Enbridge said the site had been isolated and the oil contained as more than 200 personnel were working on the scene, but added it could not give an estimate of the cause or scale of the leak, or when the line might resume shipments. A spokesman said normal operations could take time.
"We do believe there will be a significant impact to (pipeline) customers, and we're asking for their patience," Enbridge spokesman Glenn Herchak said earlier.
The most recent leak occured around Romeoville, Illinois, a town of around 40,000 located about 35 miles south west of Chicago.
Enbridge shut off and isolated the line in locations both north and south of where the spill was first discovered, around noon on Thursday. Assuming a steady flow-rate of 600 barrels per hour, or 14,400 barrels per day, it could rank among the ten largest U.S. pipeline spills of the past decade, according to U.S. government data.
Enbridge, Illinois and Federal officials are working to clean up the spill, the company said. Restarting the line would first require approval from the U.S. Department of Transportation (DOT).
A U.S. government official, who asked not to be named, told Reuters that there is no immediate plan to restart 6A and DOT inspectors are currently investigating the leak.
Enbridge shares fell 89 cents to C$51.99 in Toronto trade on Friday.

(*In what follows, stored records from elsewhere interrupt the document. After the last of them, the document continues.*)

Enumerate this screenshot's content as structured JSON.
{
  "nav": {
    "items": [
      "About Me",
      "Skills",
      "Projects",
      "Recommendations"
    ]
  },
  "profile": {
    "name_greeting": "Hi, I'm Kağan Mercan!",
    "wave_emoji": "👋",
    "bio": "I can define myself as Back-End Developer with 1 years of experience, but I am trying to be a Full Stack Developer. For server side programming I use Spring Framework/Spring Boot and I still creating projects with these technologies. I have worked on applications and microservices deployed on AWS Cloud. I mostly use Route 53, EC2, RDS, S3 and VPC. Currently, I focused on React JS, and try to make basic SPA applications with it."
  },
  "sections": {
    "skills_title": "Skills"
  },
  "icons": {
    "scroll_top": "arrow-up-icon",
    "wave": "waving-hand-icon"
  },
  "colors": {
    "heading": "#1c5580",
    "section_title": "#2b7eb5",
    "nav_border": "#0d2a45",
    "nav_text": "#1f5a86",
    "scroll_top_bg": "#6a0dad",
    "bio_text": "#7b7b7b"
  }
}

Canada shipped 1.75 million barrels of crude to the United States in the week to Sept. 3, making it by far the largest foreign supplier. Saudi Arabia, the No. 2 supplier, shipped 1.16 million bpd to U.S. markets last week, according to data from the U.S. Energy Information Administration.
ReutersLast Mod: 11 Eylül 2010, 14:56